- TASK DESCRIPTION: Search the records for lines that contain the word "JSON". Copy them all.

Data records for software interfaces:

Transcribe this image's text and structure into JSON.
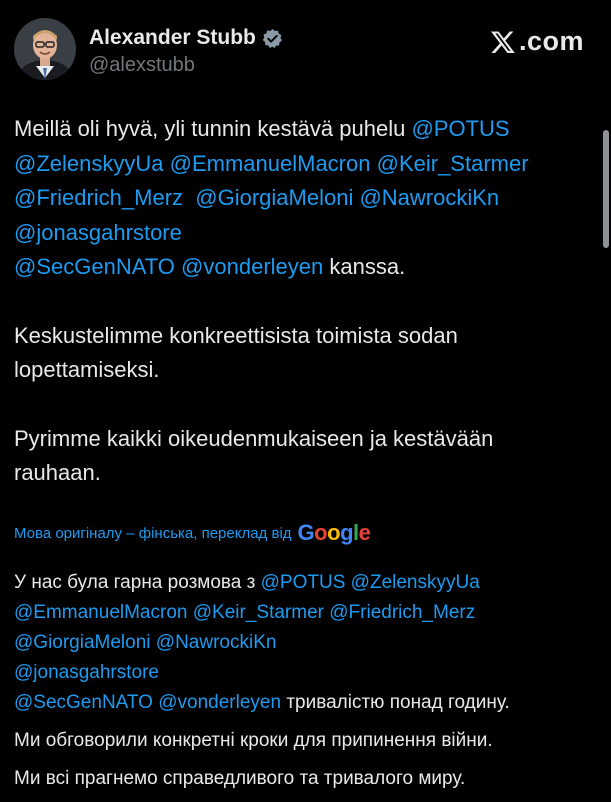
{
  "header": {
    "display_name": "Alexander Stubb",
    "handle": "@alexstubb",
    "brand_text": ".com",
    "brand_icon": "x-logo-icon",
    "verified_icon": "verified-badge-icon"
  },
  "tweet": {
    "p1_intro": "Meillä oli hyvä, yli tunnin kestävä puhelu ",
    "p1_mentions": [
      "@POTUS",
      "@ZelenskyyUa",
      "@EmmanuelMacron",
      "@Keir_Starmer",
      "@Friedrich_Merz",
      "@GiorgiaMeloni",
      "@NawrockiKn",
      "@jonasgahrstore",
      "@SecGenNATO",
      "@vonderleyen"
    ],
    "p1_outro": " kanssa.",
    "p2": "Keskustelimme konkreettisista toimista sodan lopettamiseksi.",
    "p3": "Pyrimme kaikki oikeudenmukaiseen ja kestävään rauhaan."
  },
  "translation_bar": {
    "label": "Мова оригіналу – фінська, переклад від",
    "provider": "Google"
  },
  "translation": {
    "p1_intro": "У нас була гарна розмова з ",
    "p1_outro": " тривалістю понад годину.",
    "p2": "Ми обговорили конкретні кроки для припинення війни.",
    "p3": "Ми всі прагнемо справедливого та тривалого миру."
  },
  "colors": {
    "background": "#000000",
    "text": "#e7e9ea",
    "secondary": "#71767b",
    "accent": "#1d9bf0"
  }
}
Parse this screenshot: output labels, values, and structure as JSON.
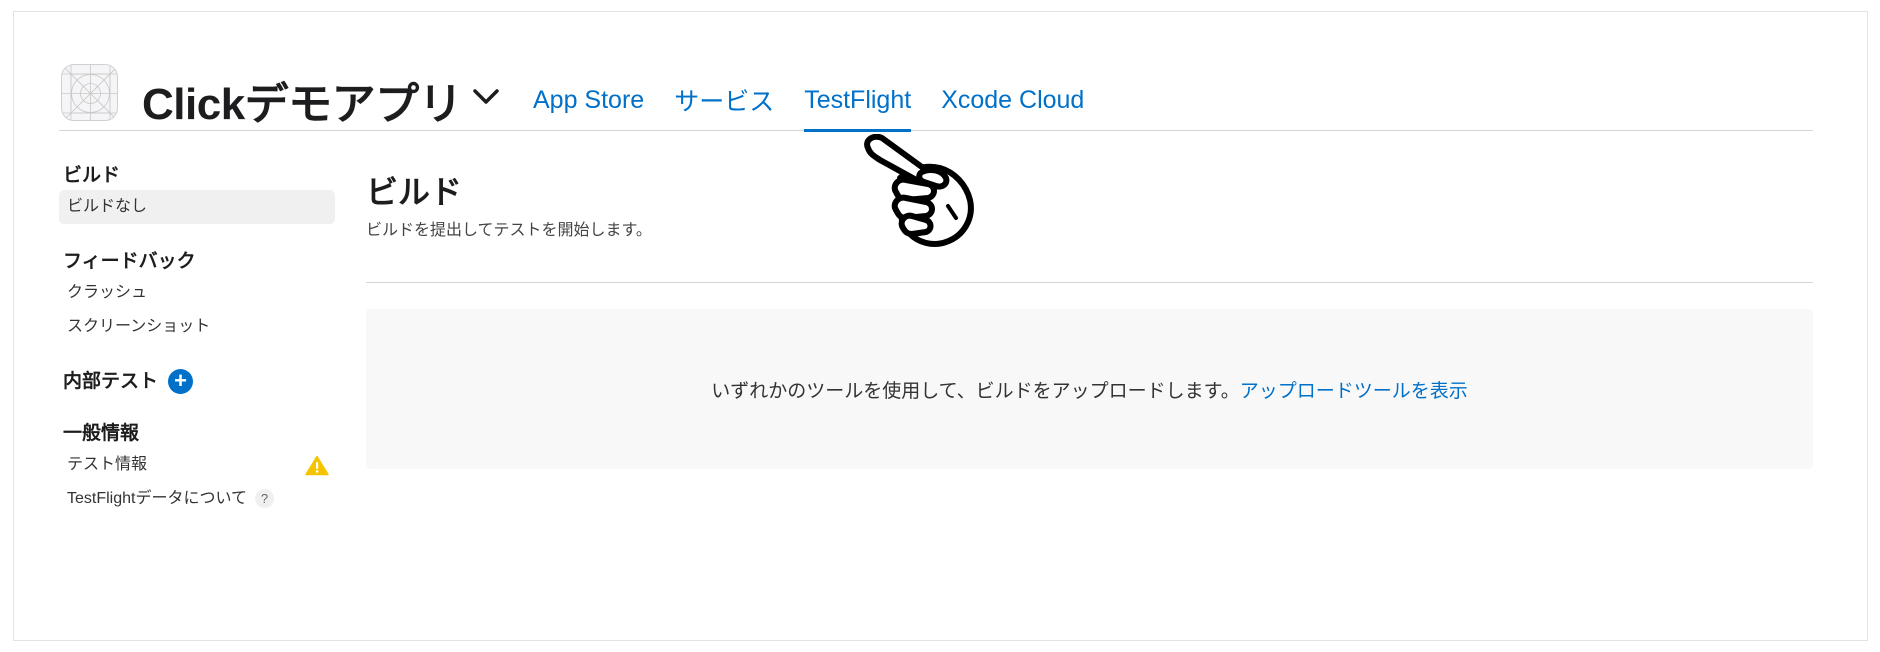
{
  "header": {
    "app_name": "Clickデモアプリ",
    "tabs": [
      {
        "label": "App Store",
        "active": false
      },
      {
        "label": "サービス",
        "active": false
      },
      {
        "label": "TestFlight",
        "active": true
      },
      {
        "label": "Xcode Cloud",
        "active": false
      }
    ]
  },
  "sidebar": {
    "builds": {
      "title": "ビルド",
      "items": [
        {
          "label": "ビルドなし",
          "selected": true
        }
      ]
    },
    "feedback": {
      "title": "フィードバック",
      "items": [
        {
          "label": "クラッシュ"
        },
        {
          "label": "スクリーンショット"
        }
      ]
    },
    "internal_testing": {
      "title": "内部テスト",
      "add_icon": "plus-circle-icon",
      "add_symbol": "+"
    },
    "general_info": {
      "title": "一般情報",
      "items": [
        {
          "label": "テスト情報",
          "icon": "warning-icon"
        },
        {
          "label": "TestFlightデータについて",
          "icon": "help-icon",
          "icon_text": "?"
        }
      ]
    }
  },
  "main": {
    "title": "ビルド",
    "subtitle": "ビルドを提出してテストを開始します。",
    "empty_message": "いずれかのツールを使用して、ビルドをアップロードします。",
    "empty_link": "アップロードツールを表示"
  },
  "colors": {
    "accent": "#0070c9",
    "warning": "#f5c400",
    "divider": "#d2d2d7",
    "panel_bg": "#f8f8f8",
    "selected_bg": "#f0f0f0"
  },
  "overlay": {
    "icon": "pointing-hand-icon"
  }
}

- ANSWER:
Transcribe this image's text and structure into JSON.
Parse this screenshot: output labels, values, and structure as JSON.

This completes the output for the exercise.